The Johns Manville Corporation is just one of the numerous companies that contributed to the widespread use of asbestos products in the U.S. for much of the twentieth century. If you or a loved one have been injured as a result of exposure to asbestos, speak with an attorney with experience in mesothelioma and other asbestos-related claims. At the Throneberry Law Group, we strive to you to help you obtain the compensation you need.

Johns Manville

Monday, October 5, 2015

Asbestos in Insulation

Asbestos contains microscopic fibers that, when released into the air, can be breathed into the lungs, where they can remain for several years before serious health issues become apparent. Exposure to these fibers can cause serious health issues, including cancers like mesothelioma. Insulation was the largest source of exposure to asbestos for workers throughout the 1900s.

Insulation Use

Insulation provides many benefits, including energy conservation, sound deadening, reduction of electrical conductivity, and help with the retention of hot and cold temperatures. Asbestos was particularly well-suited for these purposes, as it is fire resistant and a poor conductor of electricity. In addition, it was cheap and durable. The use of asbestos in insulation products began in the late 1800s to help protect against high-temperature pipes. By 1874, asbestos insulation products were commercially produced and sold on a large-scale basis.

Asbestos was used in (and can still be found in some) homes, buildings, ships, cars, and manufacturing facilities. In homes and other buildings, asbestos insulation was used in attics, ceilings, walls, around pipes, boilers, furnaces, and electrical boxes. Bans on the use of asbestos did not occur until the 1970s. In 1991, the ban was lifted, but products cannot contain more than one percent asbestos.

The five main categories of insulation that contained asbestos include:

  1. Attic: used for heating, ventilation, and cooling (air conditioning) systems. The most widely recognized brand was Zonolite.

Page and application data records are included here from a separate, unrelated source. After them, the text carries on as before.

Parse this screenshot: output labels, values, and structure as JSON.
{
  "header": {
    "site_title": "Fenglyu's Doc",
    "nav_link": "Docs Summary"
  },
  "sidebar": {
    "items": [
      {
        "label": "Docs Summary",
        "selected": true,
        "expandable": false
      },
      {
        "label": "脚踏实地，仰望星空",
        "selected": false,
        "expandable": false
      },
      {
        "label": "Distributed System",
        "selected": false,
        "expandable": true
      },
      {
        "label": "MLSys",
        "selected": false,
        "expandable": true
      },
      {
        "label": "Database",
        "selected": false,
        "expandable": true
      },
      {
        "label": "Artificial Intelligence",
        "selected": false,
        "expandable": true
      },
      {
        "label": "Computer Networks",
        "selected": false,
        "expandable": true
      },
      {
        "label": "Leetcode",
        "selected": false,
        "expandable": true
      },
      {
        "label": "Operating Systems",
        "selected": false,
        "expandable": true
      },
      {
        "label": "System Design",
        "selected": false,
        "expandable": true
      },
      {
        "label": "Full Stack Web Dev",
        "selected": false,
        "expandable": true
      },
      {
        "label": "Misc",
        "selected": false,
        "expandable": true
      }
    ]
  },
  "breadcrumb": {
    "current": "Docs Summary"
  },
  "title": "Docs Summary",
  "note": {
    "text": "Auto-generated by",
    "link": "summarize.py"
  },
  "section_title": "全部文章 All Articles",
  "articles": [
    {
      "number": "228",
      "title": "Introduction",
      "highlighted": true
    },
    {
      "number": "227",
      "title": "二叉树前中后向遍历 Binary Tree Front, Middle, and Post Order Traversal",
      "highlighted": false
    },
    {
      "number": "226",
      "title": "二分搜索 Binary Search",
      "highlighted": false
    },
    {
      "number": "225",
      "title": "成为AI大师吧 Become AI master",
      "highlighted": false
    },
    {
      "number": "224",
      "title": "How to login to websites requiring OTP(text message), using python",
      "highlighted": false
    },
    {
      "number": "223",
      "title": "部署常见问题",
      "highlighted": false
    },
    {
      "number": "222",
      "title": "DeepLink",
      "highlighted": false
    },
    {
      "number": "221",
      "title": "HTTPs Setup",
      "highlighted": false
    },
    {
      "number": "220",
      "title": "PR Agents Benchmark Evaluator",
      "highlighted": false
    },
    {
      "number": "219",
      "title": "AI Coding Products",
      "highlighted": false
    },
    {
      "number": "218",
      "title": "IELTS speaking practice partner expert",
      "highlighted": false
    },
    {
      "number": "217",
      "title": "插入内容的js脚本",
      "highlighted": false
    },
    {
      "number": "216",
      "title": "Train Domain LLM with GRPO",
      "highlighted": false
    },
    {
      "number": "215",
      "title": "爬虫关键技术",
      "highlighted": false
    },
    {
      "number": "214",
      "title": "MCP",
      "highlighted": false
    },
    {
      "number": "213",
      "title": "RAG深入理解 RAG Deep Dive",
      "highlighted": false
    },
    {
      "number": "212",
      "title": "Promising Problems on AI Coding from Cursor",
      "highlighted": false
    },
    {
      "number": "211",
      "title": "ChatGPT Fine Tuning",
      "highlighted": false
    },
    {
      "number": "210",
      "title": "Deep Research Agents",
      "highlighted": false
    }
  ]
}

  2. Pipe: often used to control temperatures of hot pipes, particularly those in the building of ships. Today, it is often crumbly, making it particularly dangerous due to fibers being released into the air. Air Cell was a common type.

  3. Block: applied to concrete blocks of homes and other buildings in order to maintain hot and cold temperatures; it provides protection from outside temperatures.

  4. Wall: controls the temperature inside a structure, like a home. It is placed inside the drywall between the studs. Often, wall insulation needed to be cut, which released fibers into the air, increasing exposure to fibers

  5. Spray Applied: popular because it was simple and inexpensive to apply to spaces to help control temperatures. The National Emissions Standards for Hazardous Air Pollutants (NESHAP) prohibited the use of spray-application materials containing more than one percent asbestos unless encapsulated with a bituminous or resinous binder.

One of the largest manufacturers of insulation products that contained asbestos was Johns Manville. Workers at particular risk of exposure to asbestos related to insulation included insulators, plumbers, electricians, and pipefitters.

Help for Asbestos Victims

If you believe that you or a loved one have been harmed by exposure to asbestos, it may be possible for you to recover for the damages you have suffered. For more information, speak with an attorney experienced in asbestos-related claims today. At the Throneberry Law Group, we travel across the nation to assist victims in the pursuit of recovery for the damages they have suffered. We look forward to hearing from you and discussing how we can help.

Asbestos in Insulation